### DATA SUPPLIED

════════

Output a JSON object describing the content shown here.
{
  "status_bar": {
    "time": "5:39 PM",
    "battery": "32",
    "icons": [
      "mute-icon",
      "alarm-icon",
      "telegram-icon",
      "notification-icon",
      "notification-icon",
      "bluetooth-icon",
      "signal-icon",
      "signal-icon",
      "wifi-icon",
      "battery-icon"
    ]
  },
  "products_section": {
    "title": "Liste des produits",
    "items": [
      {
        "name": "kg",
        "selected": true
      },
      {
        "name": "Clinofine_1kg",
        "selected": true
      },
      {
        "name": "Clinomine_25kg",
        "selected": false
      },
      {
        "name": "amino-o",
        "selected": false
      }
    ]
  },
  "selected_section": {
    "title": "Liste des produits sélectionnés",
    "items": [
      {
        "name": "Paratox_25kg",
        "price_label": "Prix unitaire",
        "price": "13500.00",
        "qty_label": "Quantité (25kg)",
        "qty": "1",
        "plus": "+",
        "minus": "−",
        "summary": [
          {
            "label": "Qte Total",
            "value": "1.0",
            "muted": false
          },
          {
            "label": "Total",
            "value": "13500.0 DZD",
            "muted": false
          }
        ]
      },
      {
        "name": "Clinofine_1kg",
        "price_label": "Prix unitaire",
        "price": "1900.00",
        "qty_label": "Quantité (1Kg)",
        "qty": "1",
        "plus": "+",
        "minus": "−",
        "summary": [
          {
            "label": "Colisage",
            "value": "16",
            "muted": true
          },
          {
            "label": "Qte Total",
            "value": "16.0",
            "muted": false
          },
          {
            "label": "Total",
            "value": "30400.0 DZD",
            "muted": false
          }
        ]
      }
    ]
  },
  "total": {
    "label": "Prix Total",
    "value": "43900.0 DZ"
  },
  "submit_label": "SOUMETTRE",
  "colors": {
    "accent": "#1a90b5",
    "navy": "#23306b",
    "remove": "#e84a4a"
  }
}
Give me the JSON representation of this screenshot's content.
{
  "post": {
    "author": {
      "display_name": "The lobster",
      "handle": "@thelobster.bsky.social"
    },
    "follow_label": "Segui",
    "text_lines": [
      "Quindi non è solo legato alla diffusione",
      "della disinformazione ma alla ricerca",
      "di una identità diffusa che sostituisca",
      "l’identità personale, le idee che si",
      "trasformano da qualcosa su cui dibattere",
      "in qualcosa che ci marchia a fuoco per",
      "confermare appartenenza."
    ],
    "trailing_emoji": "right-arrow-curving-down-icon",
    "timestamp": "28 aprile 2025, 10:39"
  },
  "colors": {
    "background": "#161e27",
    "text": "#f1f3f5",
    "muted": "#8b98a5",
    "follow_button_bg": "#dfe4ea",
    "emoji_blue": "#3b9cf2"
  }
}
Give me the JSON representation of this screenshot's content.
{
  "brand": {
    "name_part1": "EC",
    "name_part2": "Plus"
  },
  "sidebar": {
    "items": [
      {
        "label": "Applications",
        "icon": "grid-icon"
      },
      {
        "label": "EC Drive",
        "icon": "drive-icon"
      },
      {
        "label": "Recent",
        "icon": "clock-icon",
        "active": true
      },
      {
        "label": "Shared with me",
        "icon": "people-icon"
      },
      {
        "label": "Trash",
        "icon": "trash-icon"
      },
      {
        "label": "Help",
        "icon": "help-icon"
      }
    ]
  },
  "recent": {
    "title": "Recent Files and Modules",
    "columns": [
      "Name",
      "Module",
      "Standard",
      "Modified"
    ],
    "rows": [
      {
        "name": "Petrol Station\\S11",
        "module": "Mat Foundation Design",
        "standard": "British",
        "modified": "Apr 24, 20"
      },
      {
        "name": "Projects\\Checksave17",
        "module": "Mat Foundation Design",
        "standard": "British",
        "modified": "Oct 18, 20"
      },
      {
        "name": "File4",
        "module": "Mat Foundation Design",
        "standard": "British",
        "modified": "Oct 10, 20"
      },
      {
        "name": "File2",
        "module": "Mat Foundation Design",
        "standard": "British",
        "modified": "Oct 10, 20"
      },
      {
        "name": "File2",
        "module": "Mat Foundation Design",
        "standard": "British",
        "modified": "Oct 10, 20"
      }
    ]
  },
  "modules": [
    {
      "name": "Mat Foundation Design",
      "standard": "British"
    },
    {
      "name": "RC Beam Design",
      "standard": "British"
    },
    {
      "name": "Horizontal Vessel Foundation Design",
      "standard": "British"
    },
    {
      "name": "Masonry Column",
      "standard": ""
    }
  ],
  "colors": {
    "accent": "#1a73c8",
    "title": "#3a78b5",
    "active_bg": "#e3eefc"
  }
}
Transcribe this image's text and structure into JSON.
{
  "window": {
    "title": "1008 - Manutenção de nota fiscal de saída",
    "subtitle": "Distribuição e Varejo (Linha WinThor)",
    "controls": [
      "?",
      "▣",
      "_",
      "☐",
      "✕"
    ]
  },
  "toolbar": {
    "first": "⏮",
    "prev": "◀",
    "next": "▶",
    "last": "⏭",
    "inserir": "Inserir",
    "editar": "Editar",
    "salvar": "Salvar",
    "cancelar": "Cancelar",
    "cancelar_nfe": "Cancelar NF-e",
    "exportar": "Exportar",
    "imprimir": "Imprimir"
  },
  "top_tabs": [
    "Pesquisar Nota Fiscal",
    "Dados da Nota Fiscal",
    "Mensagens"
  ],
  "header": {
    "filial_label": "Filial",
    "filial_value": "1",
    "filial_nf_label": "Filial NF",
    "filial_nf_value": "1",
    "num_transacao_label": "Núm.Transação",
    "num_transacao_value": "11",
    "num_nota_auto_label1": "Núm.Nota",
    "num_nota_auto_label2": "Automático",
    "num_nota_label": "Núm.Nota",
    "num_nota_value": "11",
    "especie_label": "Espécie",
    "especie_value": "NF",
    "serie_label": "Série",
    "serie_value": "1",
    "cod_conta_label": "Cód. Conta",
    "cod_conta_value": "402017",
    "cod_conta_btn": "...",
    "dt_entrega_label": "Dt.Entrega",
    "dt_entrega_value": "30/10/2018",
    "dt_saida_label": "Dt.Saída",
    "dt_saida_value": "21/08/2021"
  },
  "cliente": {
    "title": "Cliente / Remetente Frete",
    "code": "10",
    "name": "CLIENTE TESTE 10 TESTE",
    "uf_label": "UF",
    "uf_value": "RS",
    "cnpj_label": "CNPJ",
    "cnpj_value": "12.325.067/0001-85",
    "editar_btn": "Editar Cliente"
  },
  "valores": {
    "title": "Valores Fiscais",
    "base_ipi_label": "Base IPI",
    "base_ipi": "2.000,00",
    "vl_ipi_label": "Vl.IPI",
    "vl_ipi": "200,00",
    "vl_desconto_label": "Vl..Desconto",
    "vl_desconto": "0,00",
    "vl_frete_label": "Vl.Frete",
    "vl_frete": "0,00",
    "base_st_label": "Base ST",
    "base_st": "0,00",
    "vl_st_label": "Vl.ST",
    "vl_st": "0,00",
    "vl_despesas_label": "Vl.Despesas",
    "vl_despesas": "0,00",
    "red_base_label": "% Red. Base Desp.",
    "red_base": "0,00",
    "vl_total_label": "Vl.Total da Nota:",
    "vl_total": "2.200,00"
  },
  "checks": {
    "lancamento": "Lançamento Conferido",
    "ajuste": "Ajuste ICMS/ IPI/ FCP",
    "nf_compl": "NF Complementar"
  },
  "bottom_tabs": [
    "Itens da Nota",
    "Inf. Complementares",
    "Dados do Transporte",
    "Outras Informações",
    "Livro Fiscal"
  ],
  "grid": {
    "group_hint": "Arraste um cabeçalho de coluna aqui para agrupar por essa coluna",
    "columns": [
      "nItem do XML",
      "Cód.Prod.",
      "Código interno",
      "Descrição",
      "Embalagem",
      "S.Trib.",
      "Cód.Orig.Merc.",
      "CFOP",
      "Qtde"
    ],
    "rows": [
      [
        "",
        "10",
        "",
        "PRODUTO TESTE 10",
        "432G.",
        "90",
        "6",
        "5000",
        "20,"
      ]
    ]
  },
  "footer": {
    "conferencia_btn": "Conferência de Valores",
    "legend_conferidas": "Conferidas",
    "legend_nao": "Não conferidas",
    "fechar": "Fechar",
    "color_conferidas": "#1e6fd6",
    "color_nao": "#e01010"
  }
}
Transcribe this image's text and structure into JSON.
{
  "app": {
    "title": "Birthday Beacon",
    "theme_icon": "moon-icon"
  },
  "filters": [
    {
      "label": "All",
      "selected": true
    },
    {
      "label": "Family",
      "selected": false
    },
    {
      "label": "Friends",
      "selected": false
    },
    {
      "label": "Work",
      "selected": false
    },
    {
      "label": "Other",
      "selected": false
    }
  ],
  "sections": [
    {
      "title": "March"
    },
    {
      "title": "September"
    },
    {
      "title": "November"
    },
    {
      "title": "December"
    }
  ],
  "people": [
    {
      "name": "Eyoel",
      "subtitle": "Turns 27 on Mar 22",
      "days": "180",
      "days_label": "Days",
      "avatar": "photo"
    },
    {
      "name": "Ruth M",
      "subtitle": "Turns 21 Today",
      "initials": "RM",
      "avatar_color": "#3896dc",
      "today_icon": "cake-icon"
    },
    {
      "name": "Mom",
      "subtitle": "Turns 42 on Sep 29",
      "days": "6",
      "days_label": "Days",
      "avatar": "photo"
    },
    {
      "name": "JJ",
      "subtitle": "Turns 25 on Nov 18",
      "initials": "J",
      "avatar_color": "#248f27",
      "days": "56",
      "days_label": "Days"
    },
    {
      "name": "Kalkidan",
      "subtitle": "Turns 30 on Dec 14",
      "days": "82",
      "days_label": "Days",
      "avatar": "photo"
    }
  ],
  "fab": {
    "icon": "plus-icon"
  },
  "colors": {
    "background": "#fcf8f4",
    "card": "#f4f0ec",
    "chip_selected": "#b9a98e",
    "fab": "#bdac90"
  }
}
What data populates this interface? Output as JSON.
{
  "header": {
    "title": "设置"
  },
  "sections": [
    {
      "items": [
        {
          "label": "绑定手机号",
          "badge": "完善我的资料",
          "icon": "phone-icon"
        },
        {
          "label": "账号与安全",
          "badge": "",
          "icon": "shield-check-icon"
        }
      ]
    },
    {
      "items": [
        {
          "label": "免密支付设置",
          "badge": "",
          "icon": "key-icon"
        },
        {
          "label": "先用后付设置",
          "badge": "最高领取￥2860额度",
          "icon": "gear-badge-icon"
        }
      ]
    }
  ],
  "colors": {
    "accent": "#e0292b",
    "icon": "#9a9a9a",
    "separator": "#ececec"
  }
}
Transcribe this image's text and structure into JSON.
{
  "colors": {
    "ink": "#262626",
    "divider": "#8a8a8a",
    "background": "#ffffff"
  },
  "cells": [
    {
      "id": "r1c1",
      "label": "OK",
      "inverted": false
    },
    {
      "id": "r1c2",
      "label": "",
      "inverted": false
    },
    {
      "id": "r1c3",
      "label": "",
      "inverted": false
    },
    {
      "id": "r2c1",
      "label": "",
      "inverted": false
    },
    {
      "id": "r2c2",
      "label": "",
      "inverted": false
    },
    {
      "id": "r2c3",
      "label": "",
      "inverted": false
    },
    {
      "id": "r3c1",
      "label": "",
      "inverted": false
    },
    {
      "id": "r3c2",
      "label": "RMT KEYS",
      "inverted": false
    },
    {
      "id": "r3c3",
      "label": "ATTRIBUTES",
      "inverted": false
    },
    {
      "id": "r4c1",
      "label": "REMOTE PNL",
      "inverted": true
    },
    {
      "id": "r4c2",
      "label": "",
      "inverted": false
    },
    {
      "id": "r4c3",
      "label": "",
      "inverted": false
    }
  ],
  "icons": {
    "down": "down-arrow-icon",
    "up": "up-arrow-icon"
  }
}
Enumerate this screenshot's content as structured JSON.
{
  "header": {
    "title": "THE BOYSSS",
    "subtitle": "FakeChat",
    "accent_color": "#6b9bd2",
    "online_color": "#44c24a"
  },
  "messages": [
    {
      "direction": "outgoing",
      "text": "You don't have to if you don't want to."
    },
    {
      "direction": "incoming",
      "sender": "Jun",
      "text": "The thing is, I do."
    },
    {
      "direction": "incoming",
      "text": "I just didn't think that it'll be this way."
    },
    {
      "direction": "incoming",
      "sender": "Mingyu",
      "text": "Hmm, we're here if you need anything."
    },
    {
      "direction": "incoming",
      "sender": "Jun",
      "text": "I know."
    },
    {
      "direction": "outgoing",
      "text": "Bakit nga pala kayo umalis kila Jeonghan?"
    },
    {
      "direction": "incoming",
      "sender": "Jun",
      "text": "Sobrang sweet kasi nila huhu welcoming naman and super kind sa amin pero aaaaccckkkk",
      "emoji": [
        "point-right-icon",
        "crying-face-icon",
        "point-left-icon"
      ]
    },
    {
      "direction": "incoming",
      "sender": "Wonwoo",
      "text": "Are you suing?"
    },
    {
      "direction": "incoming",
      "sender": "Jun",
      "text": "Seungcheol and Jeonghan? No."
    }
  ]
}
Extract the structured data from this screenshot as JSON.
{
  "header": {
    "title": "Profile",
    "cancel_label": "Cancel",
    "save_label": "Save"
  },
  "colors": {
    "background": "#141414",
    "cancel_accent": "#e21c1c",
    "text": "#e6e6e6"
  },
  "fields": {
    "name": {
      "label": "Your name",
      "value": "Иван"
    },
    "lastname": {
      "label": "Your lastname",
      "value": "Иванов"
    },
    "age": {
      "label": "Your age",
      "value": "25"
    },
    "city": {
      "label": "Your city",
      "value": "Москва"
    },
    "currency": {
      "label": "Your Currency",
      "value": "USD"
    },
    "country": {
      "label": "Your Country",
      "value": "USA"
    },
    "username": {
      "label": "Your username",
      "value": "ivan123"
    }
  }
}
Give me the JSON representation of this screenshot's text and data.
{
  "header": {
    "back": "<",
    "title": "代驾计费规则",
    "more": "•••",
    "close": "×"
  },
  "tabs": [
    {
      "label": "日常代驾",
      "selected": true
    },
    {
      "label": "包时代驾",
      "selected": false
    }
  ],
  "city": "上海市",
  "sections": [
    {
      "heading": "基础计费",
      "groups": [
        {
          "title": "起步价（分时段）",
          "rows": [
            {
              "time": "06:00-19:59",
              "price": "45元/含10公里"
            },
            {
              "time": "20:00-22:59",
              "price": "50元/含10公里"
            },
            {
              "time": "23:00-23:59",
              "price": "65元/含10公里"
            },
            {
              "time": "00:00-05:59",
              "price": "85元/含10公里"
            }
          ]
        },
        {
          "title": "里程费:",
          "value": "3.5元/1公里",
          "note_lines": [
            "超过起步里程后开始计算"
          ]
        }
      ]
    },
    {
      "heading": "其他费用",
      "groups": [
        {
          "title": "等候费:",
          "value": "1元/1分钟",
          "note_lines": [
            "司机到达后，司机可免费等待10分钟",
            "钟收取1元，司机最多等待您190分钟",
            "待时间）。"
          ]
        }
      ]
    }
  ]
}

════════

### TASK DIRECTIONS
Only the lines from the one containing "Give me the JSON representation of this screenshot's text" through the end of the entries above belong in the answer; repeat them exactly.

### SOLVED EXERCISE
Give me the JSON representation of this screenshot's text and data.
{
  "header": {
    "back": "<",
    "title": "代驾计费规则",
    "more": "•••",
    "close": "×"
  },
  "tabs": [
    {
      "label": "日常代驾",
      "selected": true
    },
    {
      "label": "包时代驾",
      "selected": false
    }
  ],
  "city": "上海市",
  "sections": [
    {
      "heading": "基础计费",
      "groups": [
        {
          "title": "起步价（分时段）",
          "rows": [
            {
              "time": "06:00-19:59",
              "price": "45元/含10公里"
            },
            {
              "time": "20:00-22:59",
              "price": "50元/含10公里"
            },
            {
              "time": "23:00-23:59",
              "price": "65元/含10公里"
            },
            {
              "time": "00:00-05:59",
              "price": "85元/含10公里"
            }
          ]
        },
        {
          "title": "里程费:",
          "value": "3.5元/1公里",
          "note_lines": [
            "超过起步里程后开始计算"
          ]
        }
      ]
    },
    {
      "heading": "其他费用",
      "groups": [
        {
          "title": "等候费:",
          "value": "1元/1分钟",
          "note_lines": [
            "司机到达后，司机可免费等待10分钟",
            "钟收取1元，司机最多等待您190分钟",
            "待时间）。"
          ]
        }
      ]
    }
  ]
}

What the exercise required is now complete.